[[ RECORDED DATA open ]]

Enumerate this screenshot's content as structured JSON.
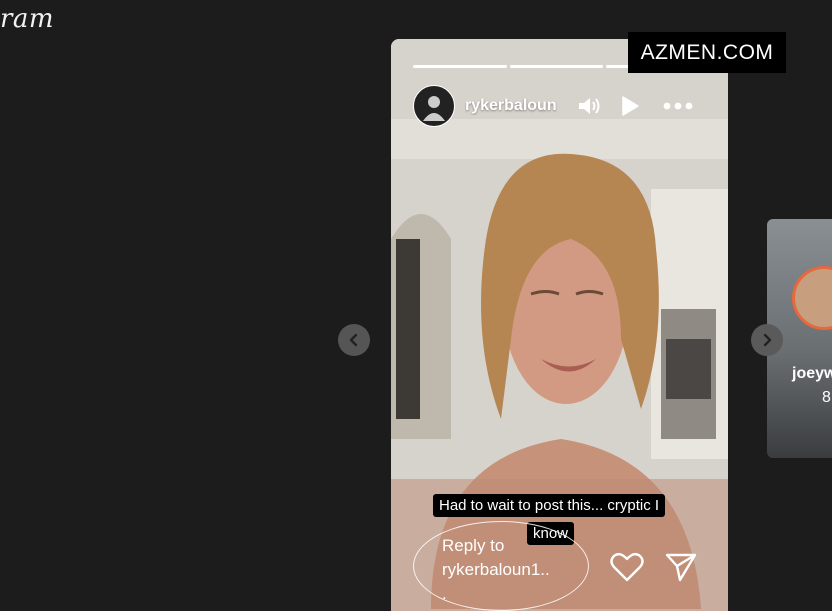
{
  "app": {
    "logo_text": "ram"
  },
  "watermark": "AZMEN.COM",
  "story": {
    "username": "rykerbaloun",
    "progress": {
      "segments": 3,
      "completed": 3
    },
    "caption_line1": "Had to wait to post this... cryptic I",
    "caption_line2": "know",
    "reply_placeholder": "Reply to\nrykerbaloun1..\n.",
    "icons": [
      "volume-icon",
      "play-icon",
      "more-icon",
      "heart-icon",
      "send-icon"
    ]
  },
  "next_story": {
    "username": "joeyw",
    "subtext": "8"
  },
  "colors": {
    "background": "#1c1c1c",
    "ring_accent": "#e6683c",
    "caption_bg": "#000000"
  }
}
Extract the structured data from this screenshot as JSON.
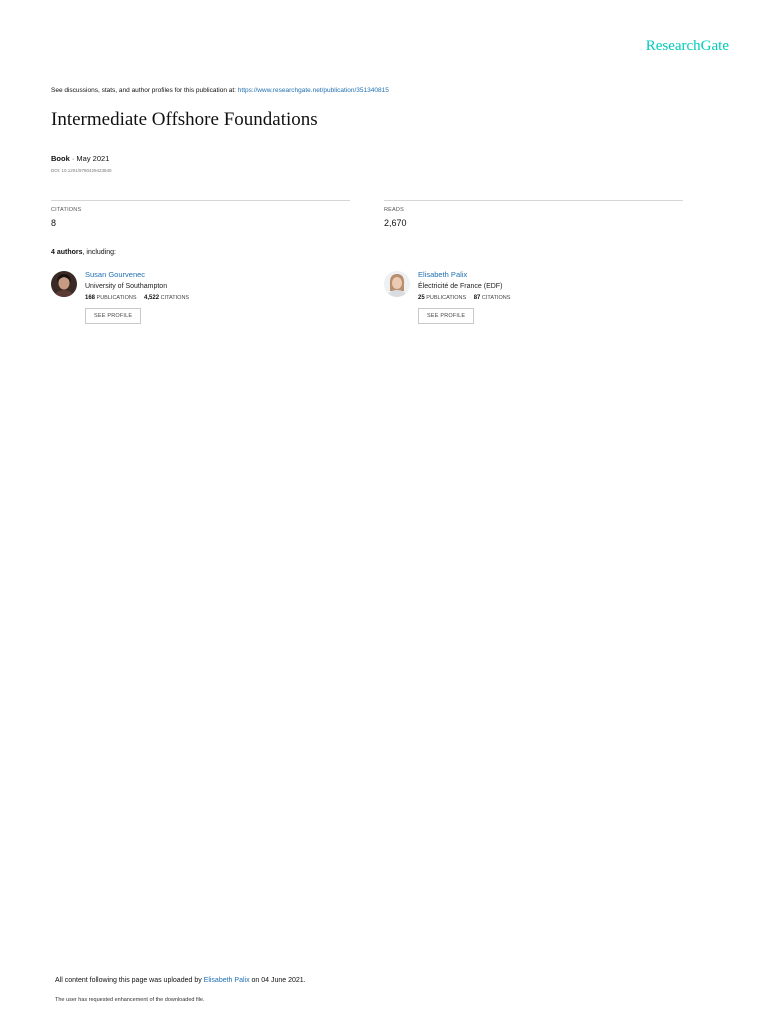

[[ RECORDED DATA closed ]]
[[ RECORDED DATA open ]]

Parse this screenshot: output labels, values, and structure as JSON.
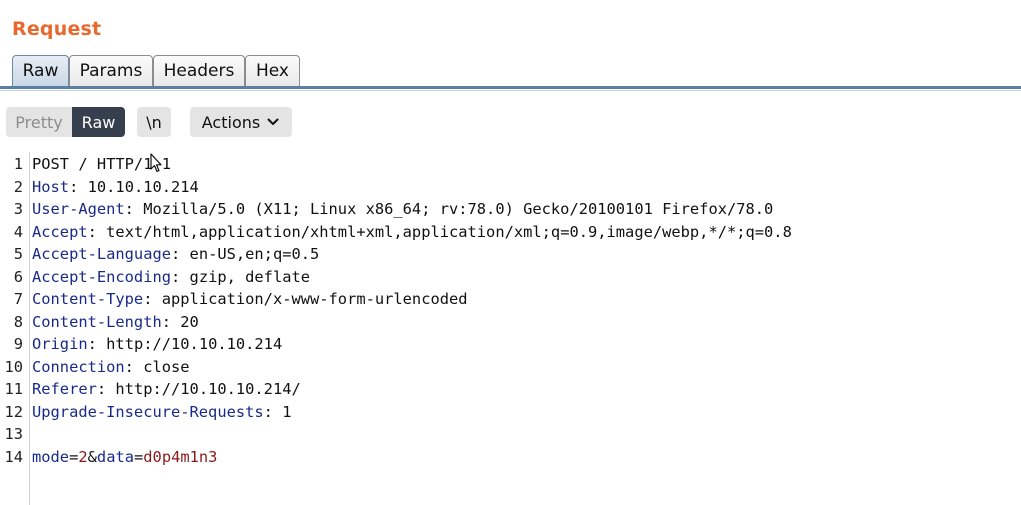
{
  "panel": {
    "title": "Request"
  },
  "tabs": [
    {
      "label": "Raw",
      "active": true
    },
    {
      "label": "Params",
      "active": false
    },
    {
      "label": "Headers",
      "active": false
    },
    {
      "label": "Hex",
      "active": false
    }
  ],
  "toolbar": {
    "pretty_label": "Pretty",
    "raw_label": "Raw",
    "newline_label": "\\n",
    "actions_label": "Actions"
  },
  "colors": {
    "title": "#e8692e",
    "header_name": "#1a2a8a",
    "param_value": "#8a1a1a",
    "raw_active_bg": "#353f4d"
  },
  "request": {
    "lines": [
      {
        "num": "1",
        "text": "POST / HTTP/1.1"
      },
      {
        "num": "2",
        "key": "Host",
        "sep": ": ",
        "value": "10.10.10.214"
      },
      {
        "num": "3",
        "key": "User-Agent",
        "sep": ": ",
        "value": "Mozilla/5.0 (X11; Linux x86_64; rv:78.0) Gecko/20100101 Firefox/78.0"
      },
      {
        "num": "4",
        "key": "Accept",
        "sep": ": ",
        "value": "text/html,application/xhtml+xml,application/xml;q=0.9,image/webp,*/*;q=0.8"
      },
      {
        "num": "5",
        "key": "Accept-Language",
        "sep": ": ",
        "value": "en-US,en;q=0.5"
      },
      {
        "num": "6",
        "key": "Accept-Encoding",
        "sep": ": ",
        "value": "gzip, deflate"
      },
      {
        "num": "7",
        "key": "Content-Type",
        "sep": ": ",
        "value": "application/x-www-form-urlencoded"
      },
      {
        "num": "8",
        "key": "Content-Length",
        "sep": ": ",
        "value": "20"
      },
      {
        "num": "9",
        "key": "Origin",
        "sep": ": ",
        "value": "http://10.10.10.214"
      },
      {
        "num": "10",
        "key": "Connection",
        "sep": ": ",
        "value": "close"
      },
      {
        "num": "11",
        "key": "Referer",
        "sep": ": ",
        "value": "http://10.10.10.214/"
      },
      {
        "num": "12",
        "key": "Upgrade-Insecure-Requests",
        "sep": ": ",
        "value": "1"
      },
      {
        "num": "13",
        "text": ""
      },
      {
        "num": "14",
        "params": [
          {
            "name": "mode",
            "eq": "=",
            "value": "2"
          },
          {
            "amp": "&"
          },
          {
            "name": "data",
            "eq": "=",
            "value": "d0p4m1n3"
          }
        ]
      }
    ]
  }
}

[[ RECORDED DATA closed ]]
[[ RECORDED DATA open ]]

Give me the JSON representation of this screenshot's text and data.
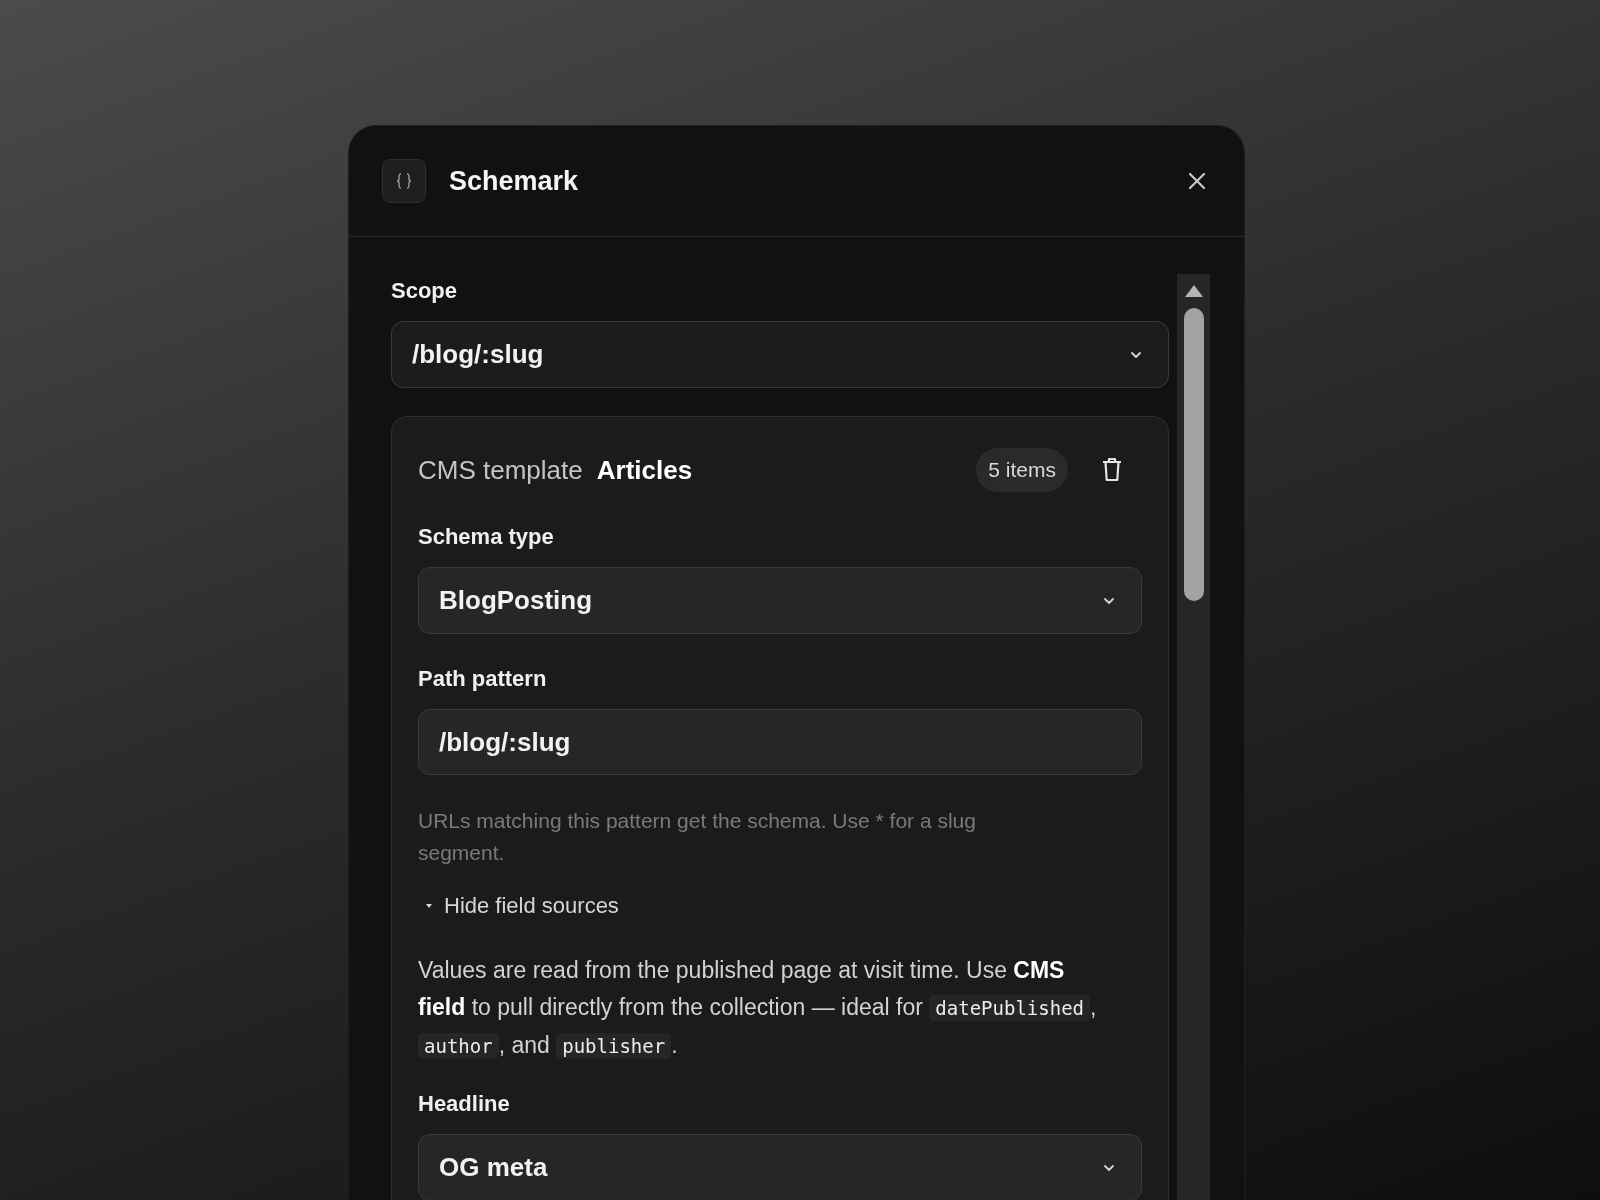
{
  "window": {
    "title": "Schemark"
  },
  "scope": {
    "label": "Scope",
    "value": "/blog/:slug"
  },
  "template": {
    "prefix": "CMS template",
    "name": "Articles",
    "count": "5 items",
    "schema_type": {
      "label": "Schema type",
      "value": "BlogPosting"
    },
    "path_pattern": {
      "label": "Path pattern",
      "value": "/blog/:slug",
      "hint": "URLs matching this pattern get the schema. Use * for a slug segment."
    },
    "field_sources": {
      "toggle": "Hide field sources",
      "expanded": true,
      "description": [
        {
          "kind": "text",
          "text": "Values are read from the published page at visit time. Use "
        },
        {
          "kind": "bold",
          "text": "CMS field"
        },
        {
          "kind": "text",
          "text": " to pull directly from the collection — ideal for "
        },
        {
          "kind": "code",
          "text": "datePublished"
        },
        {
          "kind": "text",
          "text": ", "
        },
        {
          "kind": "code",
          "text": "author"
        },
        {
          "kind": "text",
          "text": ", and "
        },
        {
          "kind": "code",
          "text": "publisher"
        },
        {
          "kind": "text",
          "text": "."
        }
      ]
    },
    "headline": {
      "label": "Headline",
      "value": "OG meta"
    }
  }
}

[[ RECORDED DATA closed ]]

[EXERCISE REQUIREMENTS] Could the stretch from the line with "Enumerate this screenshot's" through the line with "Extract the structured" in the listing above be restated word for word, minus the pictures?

[TASK RESULT]
Enumerate this screenshot's content as structured JSON.
{
  "app": {
    "logo_text": "ram"
  },
  "watermark": "AZMEN.COM",
  "story": {
    "username": "rykerbaloun",
    "progress": {
      "segments": 3,
      "completed": 3
    },
    "caption_line1": "Had to wait to post this... cryptic I",
    "caption_line2": "know",
    "reply_placeholder": "Reply to\nrykerbaloun1..\n.",
    "icons": [
      "volume-icon",
      "play-icon",
      "more-icon",
      "heart-icon",
      "send-icon"
    ]
  },
  "next_story": {
    "username": "joeyw",
    "subtext": "8"
  },
  "colors": {
    "background": "#1c1c1c",
    "ring_accent": "#e6683c",
    "caption_bg": "#000000"
  }
}
Extract the structured data from this screenshot as JSON.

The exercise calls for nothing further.